Once, when Blair was twelve years old, she somehow tripped whilst training with a heavy sword. Her hand had slipped, the blade slicing cleanly into her flesh, and within the blink of an eye she found her arm drenched in crimson. It had been the first time she’d ever received a wound so severe, yet it didn’t hurt nearly as much as she thought it would. Perhaps it was a rush of adrenaline that numbed the pain for her, or perhaps it was her fading consciousness, but ever since then she’s been a lot less fearful of pain. A temporary feeling, one that passes as all other things do. Her mother had forcefully grabbed her wrist to inspect the wound, and her thumb had dug slightly into the cut, causing her to grimace. A sign of weakness. Something her mother would not stand for.
The only remaining trace of the wound is a faint pink line tracing down her wrist. It hadn’t been deep enough to put her life in danger, but the mark remains today, reminding her of that moment of weakness. To let herself look cowardly, in front of her mother of all people, was probably a more serious death sentence than the one she faces now.
As her mother had hurled degrading words at her, her father had been a few steps behind, cowering.
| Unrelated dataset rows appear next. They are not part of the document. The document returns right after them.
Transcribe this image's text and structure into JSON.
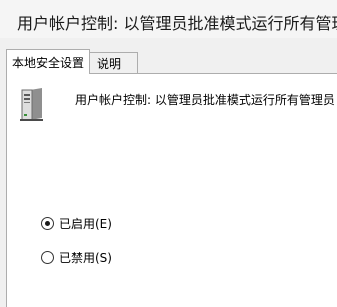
{
  "window": {
    "title": "用户帐户控制: 以管理员批准模式运行所有管理员"
  },
  "tabs": [
    {
      "label": "本地安全设置",
      "selected": true
    },
    {
      "label": "说明",
      "selected": false
    }
  ],
  "policy": {
    "icon": "server-computer-icon",
    "name": "用户帐户控制: 以管理员批准模式运行所有管理员"
  },
  "options": [
    {
      "label": "已启用(E)",
      "checked": true
    },
    {
      "label": "已禁用(S)",
      "checked": false
    }
  ]
}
The only saving grace of the situation was the fact that Blair wasn’t the biggest coward involved; her father had been, never stepping in, never defending his daughter from her mother’s tyrannical grasp. It’s just as well – she didn’t need or desire his help, not then, and certainly not now.
Even with that thought in mind, the clear absence of her father in the justice building gives her the slightest feeling of dismay. She holds her hands together in her lap, wrist upturned so she can focus on the scar, focus on gathering herself to look as put together as possible when she returns to the public eye.
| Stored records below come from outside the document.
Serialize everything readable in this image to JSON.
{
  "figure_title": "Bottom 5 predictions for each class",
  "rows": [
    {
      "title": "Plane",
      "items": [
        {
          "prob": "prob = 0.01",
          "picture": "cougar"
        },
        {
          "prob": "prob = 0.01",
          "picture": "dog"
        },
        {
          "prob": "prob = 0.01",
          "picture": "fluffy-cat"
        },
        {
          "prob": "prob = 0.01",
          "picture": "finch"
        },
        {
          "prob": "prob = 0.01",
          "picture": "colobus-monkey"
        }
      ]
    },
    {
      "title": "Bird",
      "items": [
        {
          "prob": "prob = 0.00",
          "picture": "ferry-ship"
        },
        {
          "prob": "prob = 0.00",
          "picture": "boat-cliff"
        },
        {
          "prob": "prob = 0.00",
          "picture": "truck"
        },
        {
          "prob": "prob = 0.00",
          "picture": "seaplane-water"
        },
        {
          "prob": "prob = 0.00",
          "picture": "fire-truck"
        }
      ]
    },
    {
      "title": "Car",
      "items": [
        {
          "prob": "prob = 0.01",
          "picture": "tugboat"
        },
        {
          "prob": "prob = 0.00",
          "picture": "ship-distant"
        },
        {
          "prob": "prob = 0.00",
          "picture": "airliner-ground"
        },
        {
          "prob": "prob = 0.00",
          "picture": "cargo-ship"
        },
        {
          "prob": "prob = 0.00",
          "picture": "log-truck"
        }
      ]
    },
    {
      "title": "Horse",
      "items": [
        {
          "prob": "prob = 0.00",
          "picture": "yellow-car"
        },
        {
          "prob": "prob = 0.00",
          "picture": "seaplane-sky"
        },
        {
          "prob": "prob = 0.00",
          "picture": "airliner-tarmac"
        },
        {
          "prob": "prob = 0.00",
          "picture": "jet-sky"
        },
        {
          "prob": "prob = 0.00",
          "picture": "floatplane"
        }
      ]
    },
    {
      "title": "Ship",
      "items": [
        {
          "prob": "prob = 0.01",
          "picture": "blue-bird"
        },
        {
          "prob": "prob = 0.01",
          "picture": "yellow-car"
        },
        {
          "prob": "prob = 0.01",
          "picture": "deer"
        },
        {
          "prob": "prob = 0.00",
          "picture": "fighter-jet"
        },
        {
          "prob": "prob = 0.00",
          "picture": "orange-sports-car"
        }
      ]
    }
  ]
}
The door opens, her father finally making a belated appearance. He’s still stumbling slightly, but is a lot steadier on his feet than previously; perhaps he took her advice after all, and sobered up before going to see his daughter for what could be the last time. When she looks up at him, she sees a pitiful man, and realises that without her there he could quite possibly fall apart. That’s on him, she wants to think, but even she can’t be completely heartless when it comes to her own blood. Someone who shares the Havoc name.
She rises to her feet before he can speak, grabbing his wrist, the same as her mother had done to her all those years ago. His eyes flick down towards the scar, emphasised by the pale skin surrounding it. Her eyes are dark, and his are bloodshot. She sheds no tears, and he holds his back.
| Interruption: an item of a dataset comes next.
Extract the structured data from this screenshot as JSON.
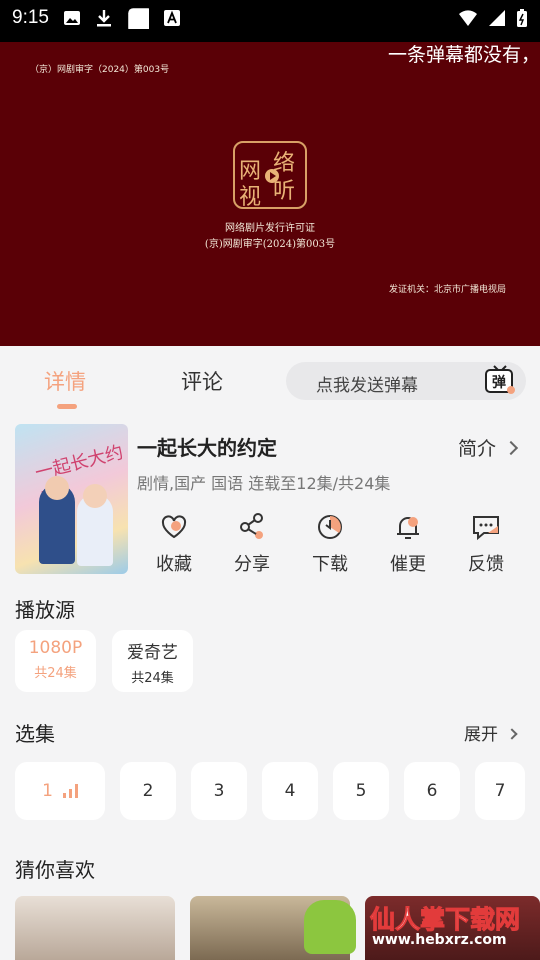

“Listen to me,” she says, urgency lacing her voice, her grip on his wrist tightening as she speaks. “I can’t look after you anymore. Mother isn’t here to look after you anymore. You’re on your own, understand?” He breaks the eye contact, and she digs her nails into his skin. “Dad, look at me.” Reluctantly, he looks up to meet her gaze.
“Stop drinking.” His brows furrow. “I don’t care if it’s the only thing that helps you cope, it’s going to ruin you. Go out, make some new friends, find a woman, I don’t care what you do, as long as you don’t lose yourself again.” The words leave her mouth without passing through her brain first. She doesn’t know where the urge to protect her father comes from, but thinking of all the times he’s stumbled home just to collapse on the couch in a drunken mess makes her blood boil. “I’m strong. I can do this. But strength isn’t everything in the Games. This could be the last time you see me, and if that’s the case, then I want this to be my dying wish.”
He’s definitely about to cry now. She represses any feelings that threaten to surface, choking down any emotionally spurred words and instead speaking as firmly as possible.
“I’ll make you proud. I’ll make Mother proud.”
“You don’t need to make us proud, Blair,” he speaks for the first time that day, his voice cracked and broken. Despite his inability to show it, she thinks her father is the only person who has ever loved her; maybe that’s why she’s so intent on protecting him. “All I want is for you to come home. And… if she was here, that’s what she’d want to. Even if she never showed it, she loved you.”
Now it’s her turn to furrow her brows. It must be the alcohol talking. In her mind, she can picture what her mother would say perfectly, and not a single word of it emulates anything even resembling love. Her mother didn’t love her. Not now, not when she was alive, not even when she was born. That woman was devoid of emotions, incapable of love, and she was the main reason why Blair is like that today.
“I have to.” She releases her grip on his wrist, and steps back.
“If I don’t have glory, I have nothing.”
For once, her father is left speechless. The door opens again, a Peacekeeper ushering him out. She doesn’t break his gaze as he leaves, and he doesn’t speak again.
She slowly steps backwards, falling back onto the chair. Her finger traces the line of the scar, and she lowers her head until her hair conceals her face.
Then, and only then, she allows a tear to escape, running down her cheek, a single drop of emotion against a monochromatic slate.